Autopilot, in some fashion, has been around for over 100 years. While modern autopilots can take a series of waypoints and other directions and "do it all", even landing the plane, more basic autopilots manage some key metrics (e.g., speed, altitude, bank angle) and adjust engines and control surfaces to keep the plane on track. They can do the basic functions without any digital computers at all using mechanical and hydraulic linkages between controls set by the pilot and control surfaces and engines.

Fly-by-wire really has two main components, in my limited understanding. It uses electronic connections over wires (no, you don't control your elevators via WiFi from a tablet in the cockpit, I hope) in place of mechanical and hydraulic linkages, providing weight savings (which means less fuel and/or more cargo) and some other physical advantages. This doesn't technically need any computers - a simple dimmer switch could (in theory) be set up to control some remote part of an airplane over a couple of wires with no computers (not even a microcontroller) involved.

It also includes (in all current implementations that I know of, but I'm not an expert) a computer in the middle that interprets the inputs to drive the outputs, allowing for envelope protection and other features to be included (as very well explained in other answers). You could have fly-by-wire that is simply a translation of mechanical/hydraulic linkages into electrical connections. But once you are already doing that (which requires new designs and certification), it makes sense to include the computer and all the safety and efficiency features it can provide. That doesn't make as much sense on a small aircraft due to the relatively fixed cost of adding the computer (actually multiple computers for redundancy), but in a small aircraft the mechanical and hydraulic linkages are not as big a deal.

An automobile comparison is cruise control. Cruise control has been around for over 100 years on cars, and even longer on trains, long before there were any digital computers. On the other hand, while most cars are still not fly-by-wire (they have mechanical/hydraulic linkages between the steering wheel and pedals and the engine, wheels and brakes - but with power assist, much as airplanes have had for a long time), cruise control is usually computerized now to at least some degree.

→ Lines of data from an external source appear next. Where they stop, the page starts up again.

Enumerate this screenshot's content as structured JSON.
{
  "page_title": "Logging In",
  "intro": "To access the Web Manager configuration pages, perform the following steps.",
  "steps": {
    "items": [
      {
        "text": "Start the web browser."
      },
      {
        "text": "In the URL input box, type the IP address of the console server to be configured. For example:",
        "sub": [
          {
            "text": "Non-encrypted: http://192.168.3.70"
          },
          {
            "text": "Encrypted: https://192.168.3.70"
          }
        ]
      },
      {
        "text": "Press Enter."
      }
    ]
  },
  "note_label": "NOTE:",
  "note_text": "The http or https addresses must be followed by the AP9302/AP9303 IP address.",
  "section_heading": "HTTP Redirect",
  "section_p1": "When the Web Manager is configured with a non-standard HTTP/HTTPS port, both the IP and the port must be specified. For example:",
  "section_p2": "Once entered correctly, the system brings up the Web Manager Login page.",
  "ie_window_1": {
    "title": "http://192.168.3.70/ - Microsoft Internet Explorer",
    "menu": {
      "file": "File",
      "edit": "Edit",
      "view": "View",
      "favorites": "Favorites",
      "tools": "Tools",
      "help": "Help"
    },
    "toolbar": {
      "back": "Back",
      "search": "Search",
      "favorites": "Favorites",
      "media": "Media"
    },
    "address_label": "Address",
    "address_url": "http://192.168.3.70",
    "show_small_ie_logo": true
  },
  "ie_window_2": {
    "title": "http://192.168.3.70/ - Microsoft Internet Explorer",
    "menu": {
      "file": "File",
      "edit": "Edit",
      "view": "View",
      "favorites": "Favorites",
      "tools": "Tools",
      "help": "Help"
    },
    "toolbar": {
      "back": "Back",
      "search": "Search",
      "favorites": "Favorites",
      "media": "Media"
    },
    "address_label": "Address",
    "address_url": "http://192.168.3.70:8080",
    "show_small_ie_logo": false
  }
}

• "control your elevators via WiFi from a tablet in the cockpit" this is why script-kiddies aren't allowed to build a plane & fly it without some sort of regulatory oversight! Sep 10 '21 at 17:19
• Also, quite a few cars (more at the high end, ATM) are coming out with "FBW" controls. There is no longer a direct, mechanical connection between the throttle and brake (or even the clutch, for those who remember what that is), and the engine or brake calipers. Sep 10 '21 at 17:21
• @FreeMan Driven (pun intended) by electric cars, where the motor is totally FBW by definition. I think I read somewhere that Teslas, even with regenerative braking, do actually have a mechanical/hydraulic link between brake pedal and brakes, but I don't know for sure - and certainly that will become FBW at some point (if it isn't already). Sep 10 '21 at 17:24
• @manassehkatz-Moving 2 Codidact: The brakes are hydraulic for a couple of reasons. First, fail safe. If your electric system fails, the hydraulic brakes still work. (Same reason power brakes still work if the engine quits.) Second, regenerative braking is proportional to speed: the slower you're going, the less effective it is. Without some complicated engineering, it wouldn't work at all when you're stopped. So if you for instance tried to hold the car on a steep hill with regenerative brakes, it'd slowly slip downhill. Sep 10 '21 at 18:28
• @jamesqf Agree with regard to fail-safe (which AIUI was (maybe still is for some people) the big issue with FBW on airplanes). And I understand with respect to regenerative braking. But there really is no technical reason you couldn't have the pedal be "just a sensor" that feeds into a computer which works out any combination of regenerative and hydraulic braking - i.e., keep hydraulic braking as an output even if it has no physical connection to the input. Sep 10 '21 at 19:03